_What to work on:_ Your job is to copy all the entries precisely as they stand.

Excerpts from an interface dataset:
○ ○ ○
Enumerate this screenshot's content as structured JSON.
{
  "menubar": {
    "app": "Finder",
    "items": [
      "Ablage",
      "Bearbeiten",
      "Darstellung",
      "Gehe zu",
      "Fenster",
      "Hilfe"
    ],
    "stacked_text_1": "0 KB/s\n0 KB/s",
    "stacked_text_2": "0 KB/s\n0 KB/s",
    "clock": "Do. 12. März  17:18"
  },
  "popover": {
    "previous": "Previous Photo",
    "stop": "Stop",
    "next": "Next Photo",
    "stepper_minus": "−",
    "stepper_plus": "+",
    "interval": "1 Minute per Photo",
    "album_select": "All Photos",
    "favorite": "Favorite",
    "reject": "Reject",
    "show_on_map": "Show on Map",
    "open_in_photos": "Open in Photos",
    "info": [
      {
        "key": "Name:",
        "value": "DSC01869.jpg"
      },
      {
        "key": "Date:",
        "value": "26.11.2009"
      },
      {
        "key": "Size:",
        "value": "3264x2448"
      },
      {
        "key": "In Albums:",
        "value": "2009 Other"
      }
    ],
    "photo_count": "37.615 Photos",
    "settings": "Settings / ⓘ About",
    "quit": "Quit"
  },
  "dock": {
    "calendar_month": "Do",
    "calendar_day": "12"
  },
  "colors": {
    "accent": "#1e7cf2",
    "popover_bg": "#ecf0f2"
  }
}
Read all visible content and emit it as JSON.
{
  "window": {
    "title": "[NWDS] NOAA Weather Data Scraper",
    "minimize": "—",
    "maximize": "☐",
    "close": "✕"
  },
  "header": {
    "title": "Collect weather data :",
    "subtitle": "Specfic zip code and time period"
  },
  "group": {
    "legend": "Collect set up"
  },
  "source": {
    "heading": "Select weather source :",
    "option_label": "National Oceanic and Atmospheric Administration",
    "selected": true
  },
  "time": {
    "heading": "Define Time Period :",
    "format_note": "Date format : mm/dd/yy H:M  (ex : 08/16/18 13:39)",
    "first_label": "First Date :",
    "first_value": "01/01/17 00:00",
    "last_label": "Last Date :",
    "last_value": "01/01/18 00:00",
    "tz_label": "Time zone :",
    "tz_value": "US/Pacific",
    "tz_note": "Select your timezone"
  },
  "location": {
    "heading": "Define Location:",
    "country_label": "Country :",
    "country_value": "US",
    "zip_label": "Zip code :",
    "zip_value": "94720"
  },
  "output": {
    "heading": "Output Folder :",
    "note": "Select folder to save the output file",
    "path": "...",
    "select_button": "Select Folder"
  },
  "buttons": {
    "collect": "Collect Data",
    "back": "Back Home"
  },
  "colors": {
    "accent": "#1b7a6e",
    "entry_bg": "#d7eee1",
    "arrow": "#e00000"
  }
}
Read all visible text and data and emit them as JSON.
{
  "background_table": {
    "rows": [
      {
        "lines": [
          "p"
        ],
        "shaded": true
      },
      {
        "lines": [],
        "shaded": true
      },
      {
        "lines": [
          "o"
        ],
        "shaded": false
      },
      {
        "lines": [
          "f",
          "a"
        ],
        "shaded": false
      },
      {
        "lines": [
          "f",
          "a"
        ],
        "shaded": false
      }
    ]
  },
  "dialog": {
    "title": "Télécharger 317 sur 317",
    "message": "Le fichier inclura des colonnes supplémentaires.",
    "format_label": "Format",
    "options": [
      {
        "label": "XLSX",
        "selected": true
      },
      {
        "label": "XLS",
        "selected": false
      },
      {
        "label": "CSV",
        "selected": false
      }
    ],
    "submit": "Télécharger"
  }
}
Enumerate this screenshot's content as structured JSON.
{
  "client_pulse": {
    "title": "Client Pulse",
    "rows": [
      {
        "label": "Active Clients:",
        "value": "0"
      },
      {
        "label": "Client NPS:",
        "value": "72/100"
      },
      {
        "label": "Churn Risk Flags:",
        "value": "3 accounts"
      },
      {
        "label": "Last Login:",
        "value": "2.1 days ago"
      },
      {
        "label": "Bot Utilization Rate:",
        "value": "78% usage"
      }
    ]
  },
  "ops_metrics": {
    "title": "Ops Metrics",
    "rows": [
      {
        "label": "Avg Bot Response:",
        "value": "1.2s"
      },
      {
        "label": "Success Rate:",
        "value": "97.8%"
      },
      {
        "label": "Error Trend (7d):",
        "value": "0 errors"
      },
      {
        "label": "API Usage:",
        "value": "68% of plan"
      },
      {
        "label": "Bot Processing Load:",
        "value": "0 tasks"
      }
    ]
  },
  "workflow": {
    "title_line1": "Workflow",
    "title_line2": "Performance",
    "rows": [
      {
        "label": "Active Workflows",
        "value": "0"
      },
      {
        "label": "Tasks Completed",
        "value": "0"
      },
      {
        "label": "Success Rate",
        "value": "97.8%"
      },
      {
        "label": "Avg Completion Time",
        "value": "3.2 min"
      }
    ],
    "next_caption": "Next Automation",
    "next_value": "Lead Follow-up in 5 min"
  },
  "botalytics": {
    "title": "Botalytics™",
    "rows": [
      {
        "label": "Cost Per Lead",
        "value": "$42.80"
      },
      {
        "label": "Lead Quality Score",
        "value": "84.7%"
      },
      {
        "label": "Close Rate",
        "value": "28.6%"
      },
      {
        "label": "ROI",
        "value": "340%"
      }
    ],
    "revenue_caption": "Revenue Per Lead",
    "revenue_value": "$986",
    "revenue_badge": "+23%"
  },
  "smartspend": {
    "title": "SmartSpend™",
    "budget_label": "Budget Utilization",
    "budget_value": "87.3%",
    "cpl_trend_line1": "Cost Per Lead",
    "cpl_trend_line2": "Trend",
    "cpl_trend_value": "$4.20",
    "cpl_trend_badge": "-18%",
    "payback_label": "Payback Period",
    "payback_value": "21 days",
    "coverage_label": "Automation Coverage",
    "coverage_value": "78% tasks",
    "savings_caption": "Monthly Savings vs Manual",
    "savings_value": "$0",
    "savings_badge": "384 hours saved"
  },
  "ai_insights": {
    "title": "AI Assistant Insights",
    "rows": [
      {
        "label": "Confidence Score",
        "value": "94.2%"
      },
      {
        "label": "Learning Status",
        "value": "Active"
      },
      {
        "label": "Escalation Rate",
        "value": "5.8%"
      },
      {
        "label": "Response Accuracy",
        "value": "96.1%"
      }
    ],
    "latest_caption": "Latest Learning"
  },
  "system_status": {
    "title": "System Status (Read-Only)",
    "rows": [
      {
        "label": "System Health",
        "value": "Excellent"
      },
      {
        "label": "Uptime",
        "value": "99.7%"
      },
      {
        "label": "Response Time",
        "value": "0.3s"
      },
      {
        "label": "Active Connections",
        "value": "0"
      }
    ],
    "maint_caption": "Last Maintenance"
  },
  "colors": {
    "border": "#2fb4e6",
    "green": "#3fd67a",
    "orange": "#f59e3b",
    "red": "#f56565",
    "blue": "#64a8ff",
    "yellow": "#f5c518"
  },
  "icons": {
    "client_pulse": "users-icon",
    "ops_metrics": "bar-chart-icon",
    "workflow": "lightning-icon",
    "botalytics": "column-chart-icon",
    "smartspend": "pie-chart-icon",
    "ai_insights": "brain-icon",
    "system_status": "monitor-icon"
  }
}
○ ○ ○
_Exercise response:_
Enumerate this screenshot's content as structured JSON.
{
  "menubar": {
    "app": "Finder",
    "items": [
      "Ablage",
      "Bearbeiten",
      "Darstellung",
      "Gehe zu",
      "Fenster",
      "Hilfe"
    ],
    "stacked_text_1": "0 KB/s\n0 KB/s",
    "stacked_text_2": "0 KB/s\n0 KB/s",
    "clock": "Do. 12. März  17:18"
  },
  "popover": {
    "previous": "Previous Photo",
    "stop": "Stop",
    "next": "Next Photo",
    "stepper_minus": "−",
    "stepper_plus": "+",
    "interval": "1 Minute per Photo",
    "album_select": "All Photos",
    "favorite": "Favorite",
    "reject": "Reject",
    "show_on_map": "Show on Map",
    "open_in_photos": "Open in Photos",
    "info": [
      {
        "key": "Name:",
        "value": "DSC01869.jpg"
      },
      {
        "key": "Date:",
        "value": "26.11.2009"
      },
      {
        "key": "Size:",
        "value": "3264x2448"
      },
      {
        "key": "In Albums:",
        "value": "2009 Other"
      }
    ],
    "photo_count": "37.615 Photos",
    "settings": "Settings / ⓘ About",
    "quit": "Quit"
  },
  "dock": {
    "calendar_month": "Do",
    "calendar_day": "12"
  },
  "colors": {
    "accent": "#1e7cf2",
    "popover_bg": "#ecf0f2"
  }
}
Read all visible content and emit it as JSON.
{
  "window": {
    "title": "[NWDS] NOAA Weather Data Scraper",
    "minimize": "—",
    "maximize": "☐",
    "close": "✕"
  },
  "header": {
    "title": "Collect weather data :",
    "subtitle": "Specfic zip code and time period"
  },
  "group": {
    "legend": "Collect set up"
  },
  "source": {
    "heading": "Select weather source :",
    "option_label": "National Oceanic and Atmospheric Administration",
    "selected": true
  },
  "time": {
    "heading": "Define Time Period :",
    "format_note": "Date format : mm/dd/yy H:M  (ex : 08/16/18 13:39)",
    "first_label": "First Date :",
    "first_value": "01/01/17 00:00",
    "last_label": "Last Date :",
    "last_value": "01/01/18 00:00",
    "tz_label": "Time zone :",
    "tz_value": "US/Pacific",
    "tz_note": "Select your timezone"
  },
  "location": {
    "heading": "Define Location:",
    "country_label": "Country :",
    "country_value": "US",
    "zip_label": "Zip code :",
    "zip_value": "94720"
  },
  "output": {
    "heading": "Output Folder :",
    "note": "Select folder to save the output file",
    "path": "...",
    "select_button": "Select Folder"
  },
  "buttons": {
    "collect": "Collect Data",
    "back": "Back Home"
  },
  "colors": {
    "accent": "#1b7a6e",
    "entry_bg": "#d7eee1",
    "arrow": "#e00000"
  }
}
Read all visible text and data and emit them as JSON.
{
  "background_table": {
    "rows": [
      {
        "lines": [
          "p"
        ],
        "shaded": true
      },
      {
        "lines": [],
        "shaded": true
      },
      {
        "lines": [
          "o"
        ],
        "shaded": false
      },
      {
        "lines": [
          "f",
          "a"
        ],
        "shaded": false
      },
      {
        "lines": [
          "f",
          "a"
        ],
        "shaded": false
      }
    ]
  },
  "dialog": {
    "title": "Télécharger 317 sur 317",
    "message": "Le fichier inclura des colonnes supplémentaires.",
    "format_label": "Format",
    "options": [
      {
        "label": "XLSX",
        "selected": true
      },
      {
        "label": "XLS",
        "selected": false
      },
      {
        "label": "CSV",
        "selected": false
      }
    ],
    "submit": "Télécharger"
  }
}
Enumerate this screenshot's content as structured JSON.
{
  "client_pulse": {
    "title": "Client Pulse",
    "rows": [
      {
        "label": "Active Clients:",
        "value": "0"
      },
      {
        "label": "Client NPS:",
        "value": "72/100"
      },
      {
        "label": "Churn Risk Flags:",
        "value": "3 accounts"
      },
      {
        "label": "Last Login:",
        "value": "2.1 days ago"
      },
      {
        "label": "Bot Utilization Rate:",
        "value": "78% usage"
      }
    ]
  },
  "ops_metrics": {
    "title": "Ops Metrics",
    "rows": [
      {
        "label": "Avg Bot Response:",
        "value": "1.2s"
      },
      {
        "label": "Success Rate:",
        "value": "97.8%"
      },
      {
        "label": "Error Trend (7d):",
        "value": "0 errors"
      },
      {
        "label": "API Usage:",
        "value": "68% of plan"
      },
      {
        "label": "Bot Processing Load:",
        "value": "0 tasks"
      }
    ]
  },
  "workflow": {
    "title_line1": "Workflow",
    "title_line2": "Performance",
    "rows": [
      {
        "label": "Active Workflows",
        "value": "0"
      },
      {
        "label": "Tasks Completed",
        "value": "0"
      },
      {
        "label": "Success Rate",
        "value": "97.8%"
      },
      {
        "label": "Avg Completion Time",
        "value": "3.2 min"
      }
    ],
    "next_caption": "Next Automation",
    "next_value": "Lead Follow-up in 5 min"
  },
  "botalytics": {
    "title": "Botalytics™",
    "rows": [
      {
        "label": "Cost Per Lead",
        "value": "$42.80"
      },
      {
        "label": "Lead Quality Score",
        "value": "84.7%"
      },
      {
        "label": "Close Rate",
        "value": "28.6%"
      },
      {
        "label": "ROI",
        "value": "340%"
      }
    ],
    "revenue_caption": "Revenue Per Lead",
    "revenue_value": "$986",
    "revenue_badge": "+23%"
  },
  "smartspend": {
    "title": "SmartSpend™",
    "budget_label": "Budget Utilization",
    "budget_value": "87.3%",
    "cpl_trend_line1": "Cost Per Lead",
    "cpl_trend_line2": "Trend",
    "cpl_trend_value": "$4.20",
    "cpl_trend_badge": "-18%",
    "payback_label": "Payback Period",
    "payback_value": "21 days",
    "coverage_label": "Automation Coverage",
    "coverage_value": "78% tasks",
    "savings_caption": "Monthly Savings vs Manual",
    "savings_value": "$0",
    "savings_badge": "384 hours saved"
  },
  "ai_insights": {
    "title": "AI Assistant Insights",
    "rows": [
      {
        "label": "Confidence Score",
        "value": "94.2%"
      },
      {
        "label": "Learning Status",
        "value": "Active"
      },
      {
        "label": "Escalation Rate",
        "value": "5.8%"
      },
      {
        "label": "Response Accuracy",
        "value": "96.1%"
      }
    ],
    "latest_caption": "Latest Learning"
  },
  "system_status": {
    "title": "System Status (Read-Only)",
    "rows": [
      {
        "label": "System Health",
        "value": "Excellent"
      },
      {
        "label": "Uptime",
        "value": "99.7%"
      },
      {
        "label": "Response Time",
        "value": "0.3s"
      },
      {
        "label": "Active Connections",
        "value": "0"
      }
    ],
    "maint_caption": "Last Maintenance"
  },
  "colors": {
    "border": "#2fb4e6",
    "green": "#3fd67a",
    "orange": "#f59e3b",
    "red": "#f56565",
    "blue": "#64a8ff",
    "yellow": "#f5c518"
  },
  "icons": {
    "client_pulse": "users-icon",
    "ops_metrics": "bar-chart-icon",
    "workflow": "lightning-icon",
    "botalytics": "column-chart-icon",
    "smartspend": "pie-chart-icon",
    "ai_insights": "brain-icon",
    "system_status": "monitor-icon"
  }
}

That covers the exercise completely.